Victor Hugo's tale of injustice, heroism and love follows the fortunes of Jean Valjean, an escaped convict determined to put his criminal past behind him. But his attempts to become a respected member of the community are constantly put under threat: by his own conscience, when, owing to a case of mistaken identity, another man is arrested in his place; and by the relentless investigations of the dogged policeman Javert. It is not simply for himself that Valjean must stay free, however, for he has sworn to protect the baby daughter of Fantine, driven to prostitution by poverty. A compelling and compassionate view of the victims of early nineteenth-century French society, Les Miserables is a novel on an epic scale, moving inexorably from the eve of the battle of Waterloo to the July Revolution of 1830.
Norman Denny's introduction to his lively English translation discusses Hugo's political and artistic aims in writing Les Miserables.
About the Author
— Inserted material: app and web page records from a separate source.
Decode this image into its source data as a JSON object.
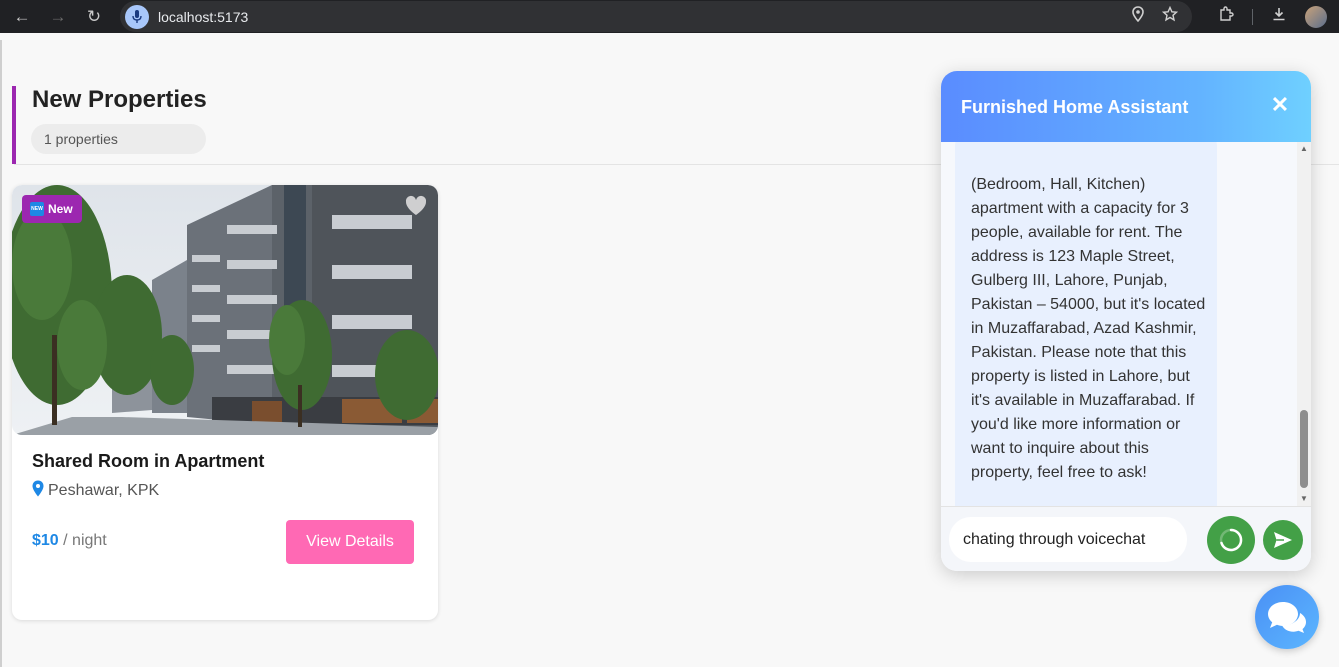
{
  "browser": {
    "url": "localhost:5173"
  },
  "section": {
    "title": "New Properties",
    "count_label": "1 properties"
  },
  "property": {
    "badge": "New",
    "title": "Shared Room in Apartment",
    "location": "Peshawar, KPK",
    "price": "$10",
    "price_unit": " / night",
    "view_button": "View Details"
  },
  "chat": {
    "title": "Furnished Home Assistant",
    "message": "(Bedroom, Hall, Kitchen) apartment with a capacity for 3 people, available for rent. The address is 123 Maple Street, Gulberg III, Lahore, Punjab, Pakistan – 54000, but it's located in Muzaffarabad, Azad Kashmir, Pakistan. Please note that this property is listed in Lahore, but it's available in Muzaffarabad. If you'd like more information or want to inquire about this property, feel free to ask!",
    "input_value": "chating through voicechat"
  },
  "colors": {
    "accent_purple": "#9c27b0",
    "price_blue": "#1e88e5",
    "view_button_pink": "#ff69b4",
    "chat_green": "#43a047"
  }
}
The best-known of the French Romantic writers, Victor Hugo was a poet, novelist, dramatist, and political critic. Hugo was an avid supporter of French republicanism and advocate for social and political equality, themes that reflect most strongly in his works Les Mis?rables, Notre-Dame de Paris (The Hunchback of Notre-Dame), and Le Dernier jour d'un condamn? (The Last Day of a Condemned Man). Hugo's literary works were successful from the outset, earning him a pension from Louis XVIII and membership in the prestigious Acad?mie fran?aise, and influencing the work of literary figures such as Albert Camus, Charles Dickens, and Fyodor Dostoevsky. Elevated to the peerage by King Louis-Philippe, Hugo played an active role in French politics through the 1848 Revolution and into the Second and Third Republics. Hugo died in 1885, revered not only for his influence on French literature, but also for his role in shaping French democracy. He is buried in the Panth?on alongside Alexandre Dumas and ?mile Zola.